They then requested that I bring my Ghanaian relatives. I brought my father’s mother and my uncle. They then asked me to swear an affidavit at the Ghana High Court, which I did. But they were not satisfied. Whenever I brought proof, they always turned me down. I even got threatened by the police at one point. 

I had to leave off doing it because I had to go back to school in Nigeria and finish my HND, but this is something that I’d go back for in the nearest future.

How would you compare the standard of living in Ghana to Nigeria? 

Living in Kumasi, Ghana is more slow-paced than in Lagos. In Lagos, everything is fast-paced and you have to be extra smart. Kumasi feels like a semblance of sanity, with everyone minding their own business. 

But besides that, they have the same things we do. The same hawkers, the same type of businesses, open markets etc. 

In terms of prices, things are not cheaper in Ghana. In fact, if you are not careful, you can almost overspend your budget in Ghana. What I did in the first days was to calculate prices in Naira and then recalculate in cedis so as to price effectively. Let’s say I want to buy a dress for GH₵ 70. I’d think firstly that GH₵ 70 is like ₦70. Then I then check the cedi to naira exchange rate and then realize that if I were in Nigeria, that would probably amount to ₦5,500, which is quite high. Then once I notice that, I can then bargain with the vendor to sell it to me at a lower price. It’s easier for me that way. 

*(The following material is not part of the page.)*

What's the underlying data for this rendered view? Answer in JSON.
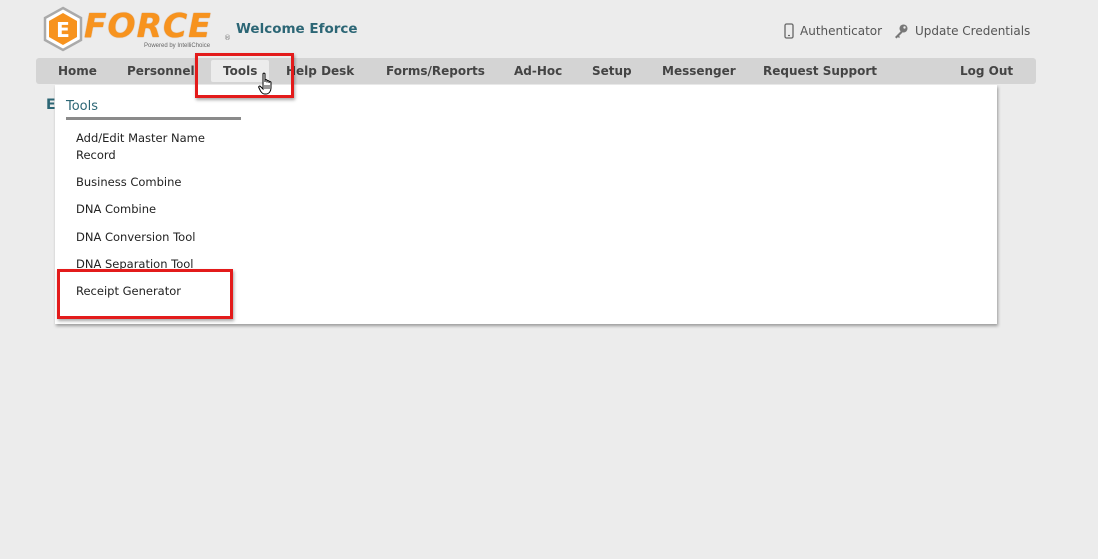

Interesting. How do you feel about the governance of the two countries?

Well, I won’t say that there is nowhere without bad governance. When I was there, my cousins complained about the President, Nana Akufo-Addo, and how he wasn’t doing enough for the country

However, from the little I saw, things were better in a sense. I once passed an army barracks in Ghana wearing camouflage cap and they didn’t say anything, but I dare not wear that in Nigeria. When you see the police in Ghana, you feel protected unlike in Nigeria, where they can harass and extort money from you at any point in time. I have been a victim of police harassment in Nigeria one too many times. 

Would you ever relocate to Ghana? 

Well, I’d definitely love to relocate to Ghana. I’d love to get a house in Ghana too. The culture is rich and the women are beautiful. It’s definitely a place I’d love to make my holiday spot time and time again. 


Zikoko amplifies African youth culture by curating and creating smart and joyful content for young Africans and the world.